Skip to main content

How Dunes get their Shapes

Image: NASA
Deserts are like seas of sand. The features of the landscape are constantly moving and changing like waves locked in slow motion. Much like the ocean, regular patterns form out of the chaos, which scientists have long sought to understand.

A team from Paris has now developed a new model that can accurately simulate the movements of sand dunes that almost seem to sprint across the surface of the Earth or Mars. It can take years for a sandscape to fully remake itself, so scientists seeking to understand how the wind changes the topography have to rely on simulations and computer models. They found that the formation of sand dunes is surprisingly similar to a fizzy soda.

The University of Paris-Diderot studied a specific kind of sand drift called barchan dunes, which look like giant granular croissants. Often they're found in giant fields with long lines of them stretching for miles across the landscape.

Image: Merikanto via Wikimedia
The wind blows them across the desert too. Of course, the wind isn't blowing the thousands of tons of sand across the desert en masse. Instead it picks up sand, grain by grain, and blows it downwind, gradually moving the whole drift. This way the sand dune isn't really being moved per say, but constantly eroded and redeposited slightly farther downwind. Smaller ones seem to move faster than the larger ones, and even seem to pass through each other.

When these dunes first form out of seemingly empty desert, physicists say they "nucleate." It's a term used in several fields of physics, but usually not geophysics. When a substance nucleates, it spontaneously changes its phase of matter at a small, localized spot. Think of a bottle of cola. When it starts to fizz, the bubbles are the nucleation points where the carbon dioxide in the soda turns from liquid to gas.

Image: Mark A. Wilson via Wikimedia
It works the other way. The frost on a car's cold windshield are the nucleation points where water vapor in the air froze to a solid. The idea is the same on the surface of the desert. The dunes are the points where the blowing sand changes from its one state billowing across the open planes to being trapped in a dune. Where the dunes form is pretty random, just like how frost seem to form haphazardly on the window.

Their crescent shape shape comes from the wind is constantly blowing in one direction. Wind blowing over the top of the dune creates a vortex just behind its peak, carving out the inside of the mound. The two horns this mini whirlwind creates sends lines of sand flying past the dune, as the breeze picks up sand from its face, and carries it downwind.
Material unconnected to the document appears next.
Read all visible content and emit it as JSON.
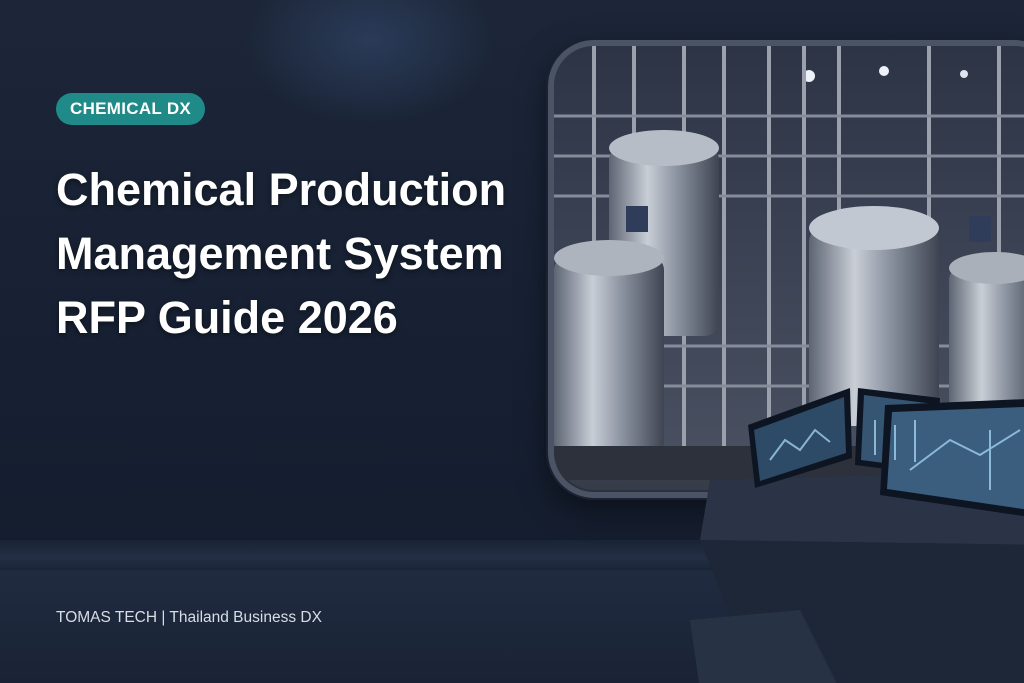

 The physicists found using their model that if a dune is by itself, these two flying streams of sand usually just disperse into the desert. However if a big field has formed, they can seed each other forming long straight lines downwind. One dune seeds the next which in turn seed even more dunes, creating these vast rows of crescents across the desert.These long rows tend to have shorter dunes which move faster. This way, the dunes in the line are always changing shape and positions, but the width of the line itself stays pretty much the same.
Image: NASA


Popular Posts

How 4,000 Physicists Gave a Vegas Casino its Worst Week Ever

What happens when several thousand distinguished physicists, researchers, and students descend on the nation’s gambling capital for a conference? The answer is "a bad week for the casino"—but you'd never guess why.

Ask a Physicist: Phone Flash Sharpie Shock!

Lexie and Xavier, from Orlando, FL want to know:
"What's going on in this video? Our science teacher claims that the pain comes from a small electrical shock, but we believe that this is due to the absorption of light. Please help us resolve this dispute!"

The Science of Ice Cream: Part One

Even though it's been a warm couple of months already, it's officially summer. A delicious, science-filled way to beat the heat? Making homemade ice cream.

(We've since updated this article to include the science behind vegan ice cream. To learn more about ice cream science, check out The Science of Ice Cream, Redux)

Over at Physics@Home there's an easy recipe for homemade ice cream. But what kind of milk should you use to make ice cream? And do you really need to chill the ice cream base before making it? Why do ice cream recipes always call for salt on ice?